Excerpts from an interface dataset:
== Segment start ==

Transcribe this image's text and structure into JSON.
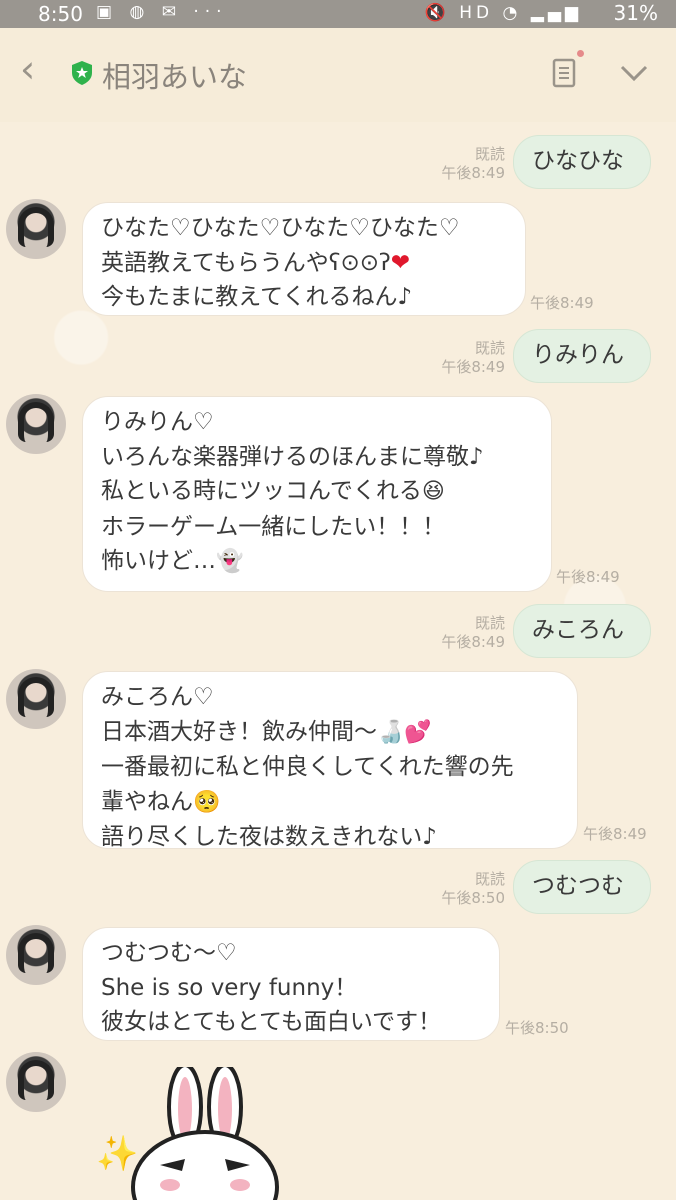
{
  "status": {
    "time": "8:50",
    "battery": "31%",
    "left_icons": "▣ ◍ ✉ ···",
    "right_icons": "🔇 HD ◔ ▂▄▆"
  },
  "header": {
    "back_icon": "‹",
    "title": "相羽あいな"
  },
  "messages": [
    {
      "side": "right",
      "text": "ひなひな",
      "read": "既読",
      "time": "午後8:49"
    },
    {
      "side": "left",
      "lines": [
        "ひなた♡ひなた♡ひなた♡ひなた♡",
        "英語教えてもらうんや",
        "今もたまに教えてくれるねん♪"
      ],
      "time": "午後8:49"
    },
    {
      "side": "right",
      "text": "りみりん",
      "read": "既読",
      "time": "午後8:49"
    },
    {
      "side": "left",
      "lines": [
        "りみりん♡",
        "いろんな楽器弾けるのほんまに尊敬♪",
        "私といる時にツッコんでくれる",
        "ホラーゲーム一緒にしたい！！！",
        "怖いけど…"
      ],
      "time": "午後8:49"
    },
    {
      "side": "right",
      "text": "みころん",
      "read": "既読",
      "time": "午後8:49"
    },
    {
      "side": "left",
      "lines": [
        "みころん♡",
        "日本酒大好き！飲み仲間〜",
        "一番最初に私と仲良くしてくれた響の先",
        "輩やねん",
        "語り尽くした夜は数えきれない♪"
      ],
      "time": "午後8:49"
    },
    {
      "side": "right",
      "text": "つむつむ",
      "read": "既読",
      "time": "午後8:50"
    },
    {
      "side": "left",
      "lines": [
        "つむつむ〜♡",
        "She is so very funny！",
        "彼女はとてもとても面白いです！"
      ],
      "time": "午後8:50"
    }
  ],
  "emoji": {
    "face_wink": "ʕ⊙⊙ʔ",
    "heart": "❤",
    "grin": "😆",
    "ghost": "👻",
    "sake": "🍶",
    "hearts": "💕",
    "pleading": "🥺",
    "sparkle": "✨"
  }
}
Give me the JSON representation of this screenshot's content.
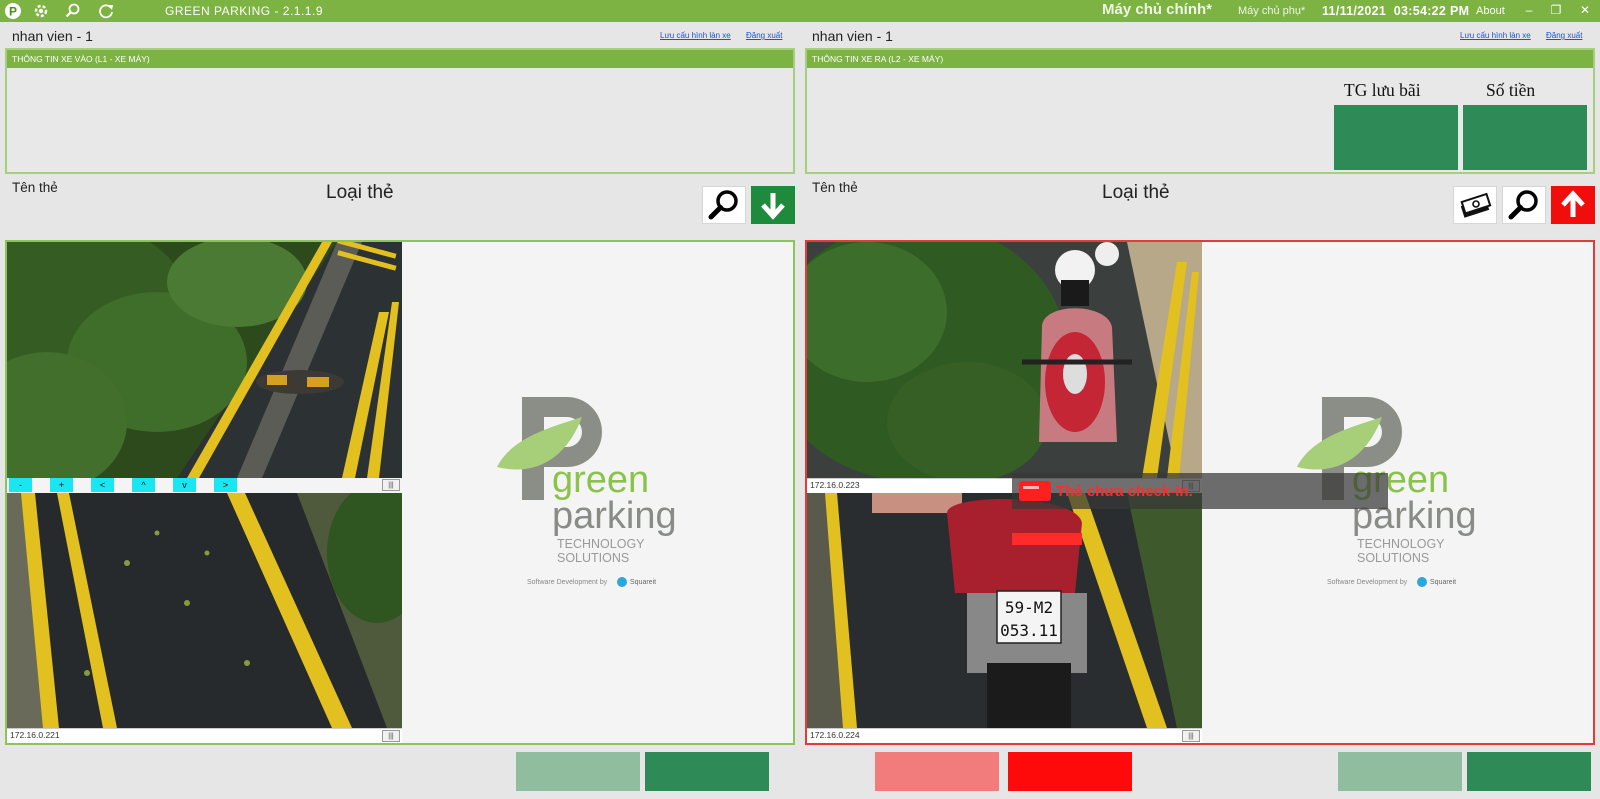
{
  "titlebar": {
    "app_title": "GREEN PARKING - 2.1.1.9",
    "server_main": "Máy chủ chính*",
    "server_sub": "Máy chủ phụ*",
    "date": "11/11/2021",
    "time": "03:54:22 PM",
    "about": "About",
    "icons": [
      "parking-logo-icon",
      "gear-icon",
      "search-icon",
      "refresh-icon",
      "minimize-icon",
      "maximize-icon",
      "close-icon"
    ],
    "accent_color": "#7cb342"
  },
  "left": {
    "user": "nhan vien - 1",
    "link_config": "Lưu cấu hình làn xe",
    "link_logout": "Đăng xuất",
    "info_header": "THÔNG TIN XE VÀO (L1 - XE MÁY)",
    "card_name_label": "Tên thẻ",
    "card_type_label": "Loại thẻ",
    "ptz_buttons": [
      "-",
      "+",
      "<",
      "^",
      "v",
      ">"
    ],
    "cam_top_ip": "",
    "cam_bottom_ip": "172.16.0.221",
    "grip": "|||",
    "frame_color": "#8cc35a"
  },
  "right": {
    "user": "nhan vien - 1",
    "link_config": "Lưu cấu hình làn xe",
    "link_logout": "Đăng xuất",
    "info_header": "THÔNG TIN XE RA (L2 - XE MÁY)",
    "card_name_label": "Tên thẻ",
    "card_type_label": "Loại thẻ",
    "metric_time_label": "TG lưu bãi",
    "metric_fee_label": "Số tiền",
    "cam_top_ip": "172.16.0.223",
    "cam_bottom_ip": "172.16.0.224",
    "grip": "|||",
    "plate_line1": "59-M2",
    "plate_line2": "053.11",
    "alert_text": "Thẻ chưa check-in.",
    "frame_color": "#e33a3a"
  },
  "logo": {
    "word1": "green",
    "word2": "parking",
    "tag1": "TECHNOLOGY",
    "tag2": "SOLUTIONS",
    "credit": "Software Development by",
    "credit_brand": "Squareit"
  }
}
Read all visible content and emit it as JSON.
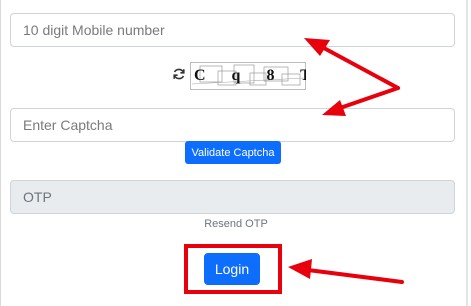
{
  "form": {
    "mobile_placeholder": "10 digit Mobile number",
    "captcha_placeholder": "Enter Captcha",
    "captcha_code": "C q 8 T Y 1",
    "validate_label": "Validate Captcha",
    "otp_placeholder": "OTP",
    "resend_label": "Resend OTP",
    "login_label": "Login"
  },
  "icons": {
    "refresh": "refresh-icon"
  },
  "colors": {
    "primary": "#0d6efd",
    "annotation": "#e8000d",
    "disabled_bg": "#e9ecef"
  }
}
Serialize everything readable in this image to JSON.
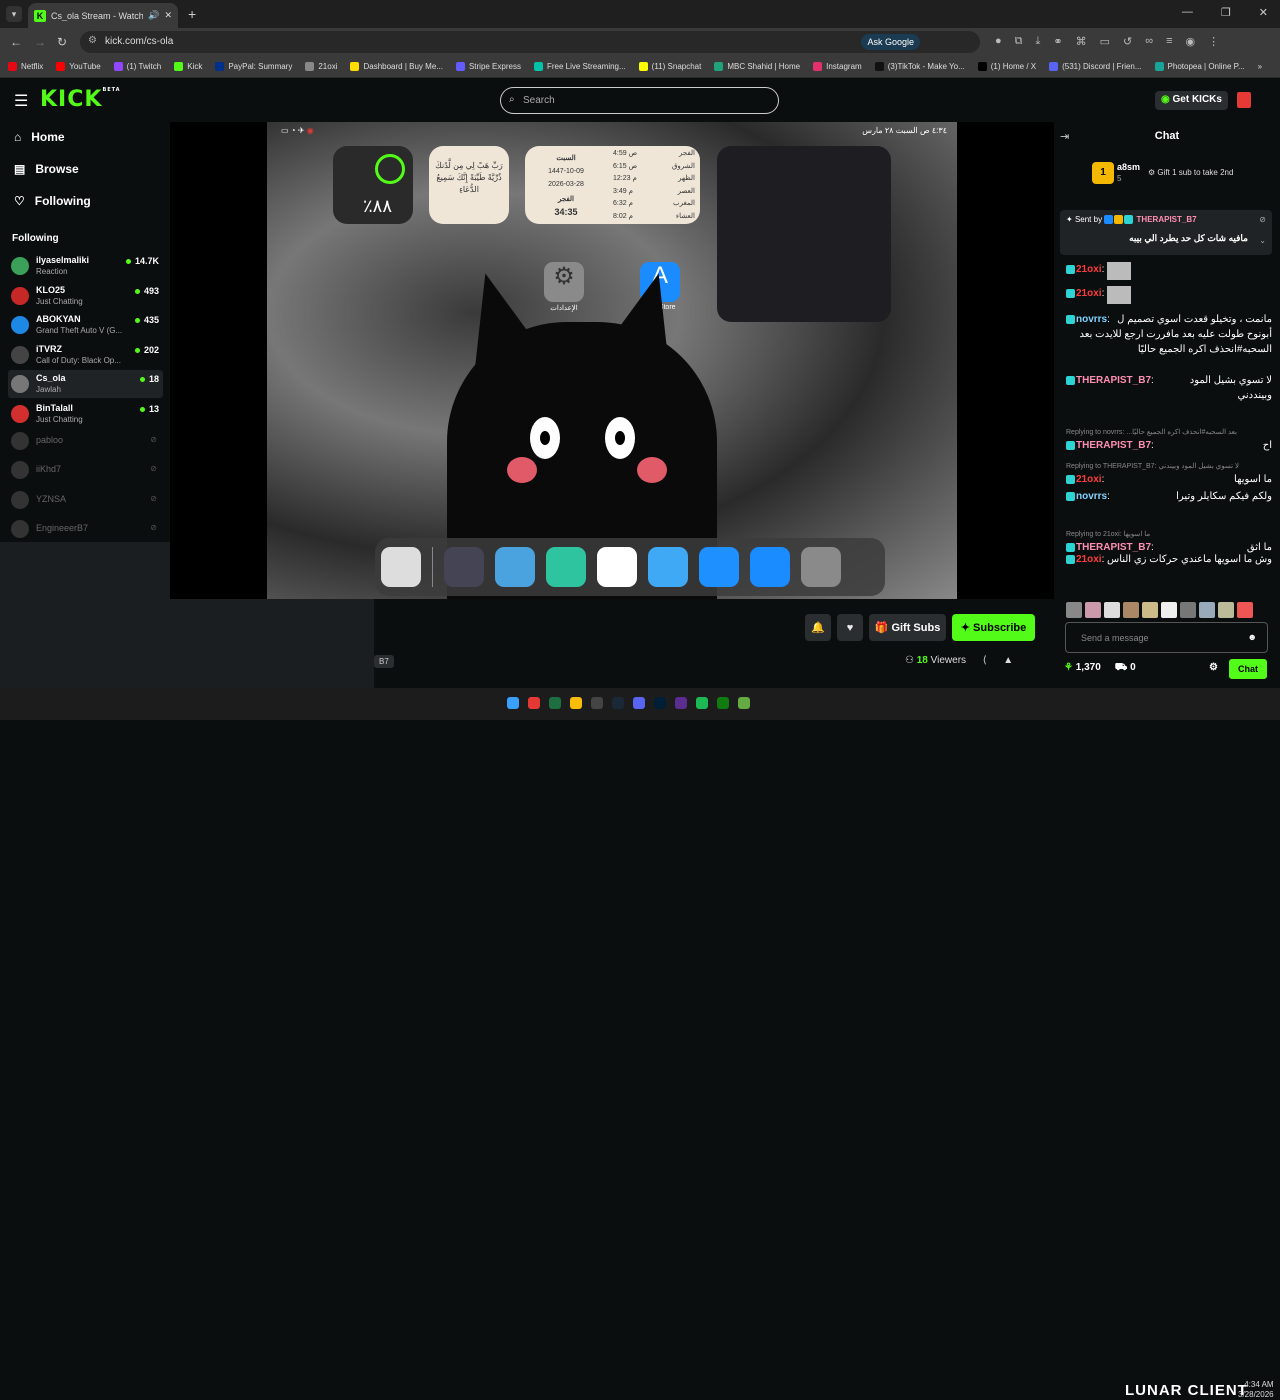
{
  "browser": {
    "tab_title": "Cs_ola Stream - Watch Live",
    "new_tab": "+",
    "url": "kick.com/cs-ola",
    "ask_google": "Ask Google",
    "bookmarks": [
      {
        "label": "Netflix",
        "color": "#e50914"
      },
      {
        "label": "YouTube",
        "color": "#ff0000"
      },
      {
        "label": "(1) Twitch",
        "color": "#9146ff"
      },
      {
        "label": "Kick",
        "color": "#53fc18"
      },
      {
        "label": "PayPal: Summary",
        "color": "#003087"
      },
      {
        "label": "21oxi",
        "color": "#888888"
      },
      {
        "label": "Dashboard | Buy Me...",
        "color": "#ffdd00"
      },
      {
        "label": "Stripe Express",
        "color": "#635bff"
      },
      {
        "label": "Free Live Streaming...",
        "color": "#00c2a8"
      },
      {
        "label": "(11) Snapchat",
        "color": "#fffc00"
      },
      {
        "label": "MBC Shahid | Home",
        "color": "#1fa37a"
      },
      {
        "label": "Instagram",
        "color": "#e1306c"
      },
      {
        "label": "(3)TikTok - Make Yo...",
        "color": "#111111"
      },
      {
        "label": "(1) Home / X",
        "color": "#000000"
      },
      {
        "label": "(531) Discord | Frien...",
        "color": "#5865f2"
      },
      {
        "label": "Photopea | Online P...",
        "color": "#18a497"
      }
    ]
  },
  "kick": {
    "logo": "KICK",
    "logo_beta": "BETA",
    "search_placeholder": "Search",
    "get_kicks": "Get KICKs"
  },
  "sidebar": {
    "nav": [
      {
        "label": "Home",
        "icon": "home-icon"
      },
      {
        "label": "Browse",
        "icon": "browse-icon"
      },
      {
        "label": "Following",
        "icon": "heart-icon"
      }
    ],
    "following_header": "Following",
    "channels": [
      {
        "name": "ilyaselmaliki",
        "game": "Reaction",
        "viewers": "14.7K",
        "color": "#3aa05a"
      },
      {
        "name": "KLO25",
        "game": "Just Chatting",
        "viewers": "493",
        "color": "#c62828"
      },
      {
        "name": "ABOKYAN",
        "game": "Grand Theft Auto V (G...",
        "viewers": "435",
        "color": "#1e88e5"
      },
      {
        "name": "iTVRZ",
        "game": "Call of Duty: Black Op...",
        "viewers": "202",
        "color": "#444444"
      },
      {
        "name": "Cs_ola",
        "game": "Jawlah",
        "viewers": "18",
        "color": "#777777"
      },
      {
        "name": "BinTalall",
        "game": "Just Chatting",
        "viewers": "13",
        "color": "#d32f2f"
      }
    ],
    "offline": [
      "pabloo",
      "iiKhd7",
      "YZNSA",
      "EngineeerB7"
    ]
  },
  "stream": {
    "ipad": {
      "battery_widget": "٪٨٨",
      "dua_text": "رَبِّ هَبْ لِي مِن لَّدُنكَ ذُرِّيَّةً طَيِّبَةً إِنَّكَ سَمِيعُ الدُّعَاءِ",
      "day": "السبت",
      "hijri": "1447-10-09",
      "greg": "2026-03-28",
      "prayer_next": "الفجر",
      "countdown": "34:35",
      "prayers": [
        {
          "name": "الفجر",
          "time": "4:59 ص"
        },
        {
          "name": "الشروق",
          "time": "6:15 ص"
        },
        {
          "name": "الظهر",
          "time": "12:23 م"
        },
        {
          "name": "العصر",
          "time": "3:49 م"
        },
        {
          "name": "المغرب",
          "time": "6:32 م"
        },
        {
          "name": "العشاء",
          "time": "8:02 م"
        }
      ],
      "status_time": "٤:٣٤ ص السبت ٢٨ مارس",
      "settings_label": "الإعدادات",
      "appstore_label": "App Store"
    },
    "gift_subs": "Gift Subs",
    "subscribe": "Subscribe",
    "viewers_count": "18",
    "viewers_label": "Viewers",
    "tag": "B7"
  },
  "chat": {
    "title": "Chat",
    "leader_name": "a8sm",
    "leader_count": "5",
    "leader_rank": "1",
    "gift_prompt": "Gift 1 sub to take 2nd",
    "pinned": {
      "sent_by": "Sent by",
      "user": "THERAPIST_B7",
      "text": "مافيه شات كل حد يطرد الي بيبه"
    },
    "messages": [
      {
        "user": "21oxi",
        "color": "#ff3b3b",
        "text": "",
        "reply": ""
      },
      {
        "user": "21oxi",
        "color": "#ff3b3b",
        "text": "",
        "reply": ""
      },
      {
        "user": "novrrs",
        "color": "#7fd3ff",
        "text": "مانمت ، وتخيلو قعدت اسوي تصميم ل أبونوح طولت عليه بعد مافررت ارجع للايدت بعد السحبه#انحذف اكره الجميع حاليًا",
        "reply": ""
      },
      {
        "user": "THERAPIST_B7",
        "color": "#ff8fb1",
        "text": "لا تسوي بشيل المود وبينددني",
        "reply": ""
      },
      {
        "user": "THERAPIST_B7",
        "color": "#ff8fb1",
        "text": "اح",
        "reply": "Replying to novrrs: ...بعد السحبه#انحذف اكره الجميع حاليًا"
      },
      {
        "user": "21oxi",
        "color": "#ff3b3b",
        "text": "ما اسويها",
        "reply": "Replying to THERAPIST_B7: لا تسوي بشيل المود وبيندني"
      },
      {
        "user": "novrrs",
        "color": "#7fd3ff",
        "text": "ولكم فيكم سكايلر وتيرا",
        "reply": ""
      },
      {
        "user": "THERAPIST_B7",
        "color": "#ff8fb1",
        "text": "ما اثق",
        "reply": "Replying to 21oxi: ما اسويها"
      },
      {
        "user": "21oxi",
        "color": "#ff3b3b",
        "text": "وش ما اسويها ماعندي حركات زي الناس",
        "reply": ""
      }
    ],
    "input_placeholder": "Send a message",
    "points": "1,370",
    "count": "0",
    "chat_button": "Chat"
  },
  "taskbar": {
    "brand": "LUNAR CLIENT",
    "time": "4:34 AM",
    "date": "3/28/2026"
  }
}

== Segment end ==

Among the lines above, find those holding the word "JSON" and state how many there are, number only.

4